Entries taken from a collection —
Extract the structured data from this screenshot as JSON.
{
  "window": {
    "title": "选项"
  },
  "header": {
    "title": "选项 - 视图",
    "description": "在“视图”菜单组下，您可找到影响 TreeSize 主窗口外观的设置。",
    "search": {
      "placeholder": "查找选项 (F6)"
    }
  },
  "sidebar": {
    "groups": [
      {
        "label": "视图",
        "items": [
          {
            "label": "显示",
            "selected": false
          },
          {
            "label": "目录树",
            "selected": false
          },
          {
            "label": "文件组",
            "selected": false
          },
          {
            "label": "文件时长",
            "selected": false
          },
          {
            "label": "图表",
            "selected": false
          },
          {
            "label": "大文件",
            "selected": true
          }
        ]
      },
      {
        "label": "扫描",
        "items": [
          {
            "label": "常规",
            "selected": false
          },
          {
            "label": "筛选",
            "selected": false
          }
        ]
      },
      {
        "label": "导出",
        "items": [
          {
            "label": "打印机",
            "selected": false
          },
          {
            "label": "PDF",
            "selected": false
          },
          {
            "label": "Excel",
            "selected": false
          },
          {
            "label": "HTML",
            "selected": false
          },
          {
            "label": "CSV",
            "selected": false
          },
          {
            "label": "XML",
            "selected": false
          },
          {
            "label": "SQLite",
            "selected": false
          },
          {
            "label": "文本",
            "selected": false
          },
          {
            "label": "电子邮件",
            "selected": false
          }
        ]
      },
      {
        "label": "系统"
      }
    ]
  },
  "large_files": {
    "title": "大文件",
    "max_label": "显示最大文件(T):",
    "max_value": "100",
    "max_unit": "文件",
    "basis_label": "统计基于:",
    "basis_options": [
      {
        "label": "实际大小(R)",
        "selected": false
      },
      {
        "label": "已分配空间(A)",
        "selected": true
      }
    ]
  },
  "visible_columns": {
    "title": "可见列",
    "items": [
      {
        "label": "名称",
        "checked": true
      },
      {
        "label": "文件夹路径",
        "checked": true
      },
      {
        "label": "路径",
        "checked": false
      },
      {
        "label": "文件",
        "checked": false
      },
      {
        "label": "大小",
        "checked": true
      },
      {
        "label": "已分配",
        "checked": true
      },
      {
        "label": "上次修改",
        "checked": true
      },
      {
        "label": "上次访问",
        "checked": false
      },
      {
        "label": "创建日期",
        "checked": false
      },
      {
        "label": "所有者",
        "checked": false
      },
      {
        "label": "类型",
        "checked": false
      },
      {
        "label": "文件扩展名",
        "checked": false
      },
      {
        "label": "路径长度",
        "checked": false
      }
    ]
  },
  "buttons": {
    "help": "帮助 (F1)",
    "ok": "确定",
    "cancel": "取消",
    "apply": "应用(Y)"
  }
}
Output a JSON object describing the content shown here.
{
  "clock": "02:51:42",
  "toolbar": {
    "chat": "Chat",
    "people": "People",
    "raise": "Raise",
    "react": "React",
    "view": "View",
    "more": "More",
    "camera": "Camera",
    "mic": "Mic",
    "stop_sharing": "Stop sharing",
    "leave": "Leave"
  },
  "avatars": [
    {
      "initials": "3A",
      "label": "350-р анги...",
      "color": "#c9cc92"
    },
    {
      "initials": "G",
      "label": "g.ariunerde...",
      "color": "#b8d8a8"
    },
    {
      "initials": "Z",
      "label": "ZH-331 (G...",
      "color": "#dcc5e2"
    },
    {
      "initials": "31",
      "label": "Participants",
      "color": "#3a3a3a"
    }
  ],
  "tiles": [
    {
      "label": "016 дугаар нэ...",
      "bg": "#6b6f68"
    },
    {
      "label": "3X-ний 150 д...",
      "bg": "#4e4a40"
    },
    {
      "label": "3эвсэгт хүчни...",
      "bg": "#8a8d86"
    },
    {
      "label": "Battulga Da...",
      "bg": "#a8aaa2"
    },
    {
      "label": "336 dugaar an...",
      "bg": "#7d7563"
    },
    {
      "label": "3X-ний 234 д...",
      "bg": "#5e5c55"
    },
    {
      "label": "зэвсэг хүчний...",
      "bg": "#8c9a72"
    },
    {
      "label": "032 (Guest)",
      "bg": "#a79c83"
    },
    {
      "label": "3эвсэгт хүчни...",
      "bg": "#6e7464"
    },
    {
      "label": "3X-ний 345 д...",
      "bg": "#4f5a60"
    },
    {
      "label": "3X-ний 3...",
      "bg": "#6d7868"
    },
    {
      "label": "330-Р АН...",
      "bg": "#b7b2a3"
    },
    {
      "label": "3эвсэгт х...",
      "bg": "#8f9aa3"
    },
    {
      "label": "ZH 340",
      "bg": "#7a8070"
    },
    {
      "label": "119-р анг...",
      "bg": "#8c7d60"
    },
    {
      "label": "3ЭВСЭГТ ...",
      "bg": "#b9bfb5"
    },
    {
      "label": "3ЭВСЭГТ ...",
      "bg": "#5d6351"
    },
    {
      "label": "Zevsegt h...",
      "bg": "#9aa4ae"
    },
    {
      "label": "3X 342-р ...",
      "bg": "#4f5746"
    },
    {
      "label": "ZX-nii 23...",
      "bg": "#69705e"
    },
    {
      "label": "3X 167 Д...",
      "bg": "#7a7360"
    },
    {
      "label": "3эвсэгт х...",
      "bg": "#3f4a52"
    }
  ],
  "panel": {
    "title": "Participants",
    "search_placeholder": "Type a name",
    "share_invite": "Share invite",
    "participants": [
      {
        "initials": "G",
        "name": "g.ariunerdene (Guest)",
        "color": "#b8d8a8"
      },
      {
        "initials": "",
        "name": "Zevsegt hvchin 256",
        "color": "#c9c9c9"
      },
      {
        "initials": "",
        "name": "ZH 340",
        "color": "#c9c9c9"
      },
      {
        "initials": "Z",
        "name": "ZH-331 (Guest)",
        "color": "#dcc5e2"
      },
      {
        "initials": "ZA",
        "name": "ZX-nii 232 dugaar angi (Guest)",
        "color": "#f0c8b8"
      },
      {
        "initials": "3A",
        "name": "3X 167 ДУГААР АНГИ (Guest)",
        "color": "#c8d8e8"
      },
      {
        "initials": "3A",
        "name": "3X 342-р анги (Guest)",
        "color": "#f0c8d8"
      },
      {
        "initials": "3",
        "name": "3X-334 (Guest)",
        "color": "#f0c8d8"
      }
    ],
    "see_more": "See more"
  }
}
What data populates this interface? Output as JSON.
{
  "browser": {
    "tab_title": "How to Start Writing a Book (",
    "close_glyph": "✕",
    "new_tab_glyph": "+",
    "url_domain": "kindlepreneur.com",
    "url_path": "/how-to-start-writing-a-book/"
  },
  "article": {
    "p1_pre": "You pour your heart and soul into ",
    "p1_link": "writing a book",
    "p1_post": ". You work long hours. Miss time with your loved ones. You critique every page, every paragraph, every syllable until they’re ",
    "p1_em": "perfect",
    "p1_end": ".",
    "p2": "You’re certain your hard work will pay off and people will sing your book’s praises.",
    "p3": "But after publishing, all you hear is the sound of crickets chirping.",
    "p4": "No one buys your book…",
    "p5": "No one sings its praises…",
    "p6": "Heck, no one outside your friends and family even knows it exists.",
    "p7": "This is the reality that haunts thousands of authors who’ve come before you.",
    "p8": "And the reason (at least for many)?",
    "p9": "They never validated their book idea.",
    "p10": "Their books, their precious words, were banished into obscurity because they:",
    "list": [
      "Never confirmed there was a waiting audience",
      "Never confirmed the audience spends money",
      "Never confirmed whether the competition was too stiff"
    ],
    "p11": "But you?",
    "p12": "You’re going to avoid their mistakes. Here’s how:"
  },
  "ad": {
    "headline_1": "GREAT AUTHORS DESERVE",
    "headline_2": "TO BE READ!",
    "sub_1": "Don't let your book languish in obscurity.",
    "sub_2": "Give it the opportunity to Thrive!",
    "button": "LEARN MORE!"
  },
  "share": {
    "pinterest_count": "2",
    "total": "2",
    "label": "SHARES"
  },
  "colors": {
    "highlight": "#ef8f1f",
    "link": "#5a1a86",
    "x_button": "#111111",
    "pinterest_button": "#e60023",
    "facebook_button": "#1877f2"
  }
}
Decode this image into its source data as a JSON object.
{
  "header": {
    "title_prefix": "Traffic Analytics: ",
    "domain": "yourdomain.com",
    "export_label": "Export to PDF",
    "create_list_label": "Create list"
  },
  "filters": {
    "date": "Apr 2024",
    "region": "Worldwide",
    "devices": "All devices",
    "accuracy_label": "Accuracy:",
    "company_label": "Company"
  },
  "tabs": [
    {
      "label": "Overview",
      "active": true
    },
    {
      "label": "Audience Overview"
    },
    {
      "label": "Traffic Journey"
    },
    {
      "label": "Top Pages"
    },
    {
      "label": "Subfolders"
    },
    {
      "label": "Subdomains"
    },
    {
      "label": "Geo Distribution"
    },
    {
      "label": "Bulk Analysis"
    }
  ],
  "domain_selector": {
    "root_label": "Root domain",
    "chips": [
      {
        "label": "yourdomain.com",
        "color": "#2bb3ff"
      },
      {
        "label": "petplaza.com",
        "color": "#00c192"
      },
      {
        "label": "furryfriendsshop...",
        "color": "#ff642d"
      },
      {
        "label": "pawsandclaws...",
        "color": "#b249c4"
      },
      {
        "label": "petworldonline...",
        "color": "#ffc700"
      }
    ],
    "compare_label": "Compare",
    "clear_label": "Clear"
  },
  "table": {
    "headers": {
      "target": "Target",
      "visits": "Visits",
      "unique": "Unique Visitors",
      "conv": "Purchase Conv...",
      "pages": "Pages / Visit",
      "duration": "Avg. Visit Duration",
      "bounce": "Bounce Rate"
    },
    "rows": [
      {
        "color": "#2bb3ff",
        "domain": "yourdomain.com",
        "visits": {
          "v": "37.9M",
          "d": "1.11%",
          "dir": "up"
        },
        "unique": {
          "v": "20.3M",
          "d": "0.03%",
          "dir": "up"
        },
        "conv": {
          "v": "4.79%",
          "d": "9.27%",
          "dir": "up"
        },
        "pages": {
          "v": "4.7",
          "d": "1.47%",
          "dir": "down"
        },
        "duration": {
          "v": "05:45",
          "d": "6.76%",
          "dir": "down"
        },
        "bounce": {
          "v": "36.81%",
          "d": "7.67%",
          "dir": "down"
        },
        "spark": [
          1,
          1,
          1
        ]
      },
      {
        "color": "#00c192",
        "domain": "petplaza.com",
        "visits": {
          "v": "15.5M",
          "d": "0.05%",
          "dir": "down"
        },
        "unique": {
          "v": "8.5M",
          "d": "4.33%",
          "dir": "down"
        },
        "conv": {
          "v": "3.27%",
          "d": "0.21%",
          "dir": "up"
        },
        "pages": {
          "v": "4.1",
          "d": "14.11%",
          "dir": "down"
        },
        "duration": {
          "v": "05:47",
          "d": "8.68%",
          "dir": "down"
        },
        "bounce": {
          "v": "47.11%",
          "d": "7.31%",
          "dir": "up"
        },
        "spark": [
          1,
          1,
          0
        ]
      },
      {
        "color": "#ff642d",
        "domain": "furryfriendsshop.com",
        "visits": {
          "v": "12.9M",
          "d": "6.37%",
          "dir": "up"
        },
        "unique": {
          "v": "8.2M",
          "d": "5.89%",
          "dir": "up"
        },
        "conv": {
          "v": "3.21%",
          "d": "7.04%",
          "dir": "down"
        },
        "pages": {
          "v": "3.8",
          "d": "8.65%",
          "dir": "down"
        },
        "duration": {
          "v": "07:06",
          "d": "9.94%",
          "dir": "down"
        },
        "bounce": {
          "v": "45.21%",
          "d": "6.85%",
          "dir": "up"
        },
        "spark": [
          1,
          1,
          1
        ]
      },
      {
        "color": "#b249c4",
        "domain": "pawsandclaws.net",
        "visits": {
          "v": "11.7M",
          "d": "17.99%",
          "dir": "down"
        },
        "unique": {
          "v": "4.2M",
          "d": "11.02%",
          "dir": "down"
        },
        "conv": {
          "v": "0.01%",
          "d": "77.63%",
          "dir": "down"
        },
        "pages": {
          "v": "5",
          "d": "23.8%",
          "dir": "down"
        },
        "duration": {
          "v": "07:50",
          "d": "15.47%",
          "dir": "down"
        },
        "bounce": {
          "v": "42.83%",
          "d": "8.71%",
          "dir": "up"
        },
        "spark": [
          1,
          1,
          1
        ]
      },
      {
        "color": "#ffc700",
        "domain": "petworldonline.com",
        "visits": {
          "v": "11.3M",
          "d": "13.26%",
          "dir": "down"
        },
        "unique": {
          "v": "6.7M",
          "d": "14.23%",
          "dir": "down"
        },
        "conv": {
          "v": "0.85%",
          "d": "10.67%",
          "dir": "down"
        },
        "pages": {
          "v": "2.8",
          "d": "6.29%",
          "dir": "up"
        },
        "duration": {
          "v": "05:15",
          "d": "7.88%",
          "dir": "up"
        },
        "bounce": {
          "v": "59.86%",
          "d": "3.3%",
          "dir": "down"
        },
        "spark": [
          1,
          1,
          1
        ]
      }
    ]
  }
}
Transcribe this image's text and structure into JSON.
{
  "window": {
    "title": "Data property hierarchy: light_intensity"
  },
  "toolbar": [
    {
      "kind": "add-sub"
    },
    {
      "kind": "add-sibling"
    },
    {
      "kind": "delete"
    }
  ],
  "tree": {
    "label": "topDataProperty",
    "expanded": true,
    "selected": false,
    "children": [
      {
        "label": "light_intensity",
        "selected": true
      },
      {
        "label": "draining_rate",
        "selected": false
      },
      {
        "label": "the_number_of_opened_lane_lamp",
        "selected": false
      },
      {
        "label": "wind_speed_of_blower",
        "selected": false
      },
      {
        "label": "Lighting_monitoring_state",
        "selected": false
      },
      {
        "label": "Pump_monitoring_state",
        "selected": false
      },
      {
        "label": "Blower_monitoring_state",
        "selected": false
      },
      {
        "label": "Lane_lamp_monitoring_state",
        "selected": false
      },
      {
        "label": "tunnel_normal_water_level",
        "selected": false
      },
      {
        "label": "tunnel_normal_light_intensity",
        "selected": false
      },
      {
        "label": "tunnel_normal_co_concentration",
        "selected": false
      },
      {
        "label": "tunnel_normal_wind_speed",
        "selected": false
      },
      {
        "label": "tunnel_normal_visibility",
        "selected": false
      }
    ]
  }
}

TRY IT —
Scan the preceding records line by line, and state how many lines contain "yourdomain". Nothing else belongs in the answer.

REPLY —
3